Life Lessons Lip-Learned

July 26, 2017

The genius artist-sculptor Michelangelo, when asked about one of his greatest works, said he didn’t create, he revealed. Within the twenty-foot tall block of marble that other sculptors had rejected, Michelangelo envisioned David, the giant slayer. It was Michelangelo’s job to set the stone-clad captive free.

Several years ago for my fiftieth birthday, my wife and I visited with David at the Accademia Gallery in Florence, Italy. After spending more than an hour circling him, necks craned, examining every nook and cranny, I concluded that Michelangelo was being a bit too humble. But then, who am I to question the creative genius of the greatest artist in human history? Whether he was created or revealed, all I know is that David exists and he is stunning.

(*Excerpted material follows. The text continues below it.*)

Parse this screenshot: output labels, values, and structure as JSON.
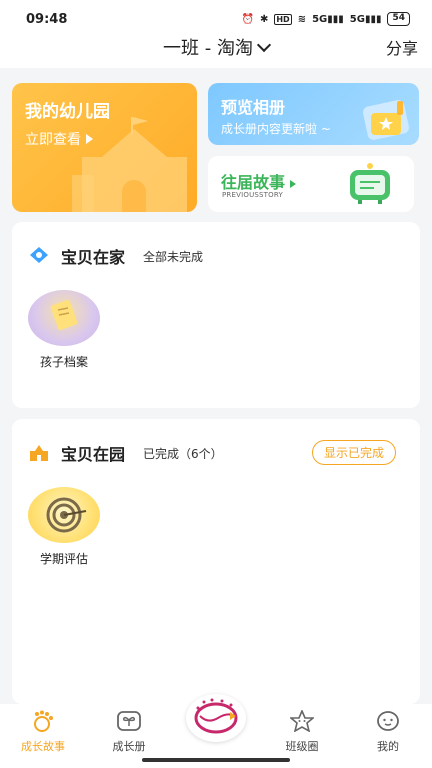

Taking a cue from the great sculptor, as we travel on this journey called life, we should ask ourselves a question: are we creating or revealing? When it comes to who we are as individuals, I’d say it’s mostly a process of creation. We are for the most part blank slates, our genetics notwithstanding. Day in and day out, year after year, we construct ourselves, piece by piece, brick by brick, absorbing information, growing, stumbling, achieving, and hopefully, developing wisdom. The physical and mental development of a human across the years of his or her life is miraculous, the greatest act of creation the world has known.

On the other hand, when it comes to understanding the world, and how to succeed and be happy within it, I believe it’s all about revelation. Scripture sums it up well. Ecclesiastes 1:9 says: “What has been will be again, what has been done will be done again; there is nothing new under the sun.” Simply put, all the building blocks of everyday life already exist. They may be out of focus, jumbled, and obscured, but they are there–always have been, always will be.

For example, we don’t create Newton’s laws of physics; rather, we learn how to fall down-go boom as toddlers and weather the ravages of gravity as we age. It’s the same with human nature. You and I didn’t create the seven deadly sins; they’ve existed since the beginning of humanity, and don’t seem to be dying out. As we grow and mature, though, it’s in our best interest to reveal, understand, and mange them.

So, unlike our individual development, the process of learning about the world, and how to function within it, is akin to that giant block of marble. Like Michelangelo, chisel at the ready, our job is to reveal things, facts, then to experience and grow as we try to make sense of it all.

We all have our means of discovery. A particularly effective tool for me has been my lips. Whistling has helped me reveal how life works, what is important, and how to make the most of every day. That has helped to make me happy. That doesn’t mean you have to whistle to be happy, thought it certainly helps.

What have my lips helped reveal in nearly fifty years of whistling? Here are the four core lessons:

  1. Be humble
  2. Be grateful
  3. Be open-minded
  4. Be disciplined

The pursuit of excellence, whether you are a whistler, an investment banker, a car mechanic, or a nurse, sets the stage to learn these things and many others. That doesn’t mean I have perfected them–I haven’t. It’s a journey, and I’m around two-thirds of the way there.

(Find this and other stories in my new book Find Your Whistle: Simple Gifts Touch Hearts & Change Lives.)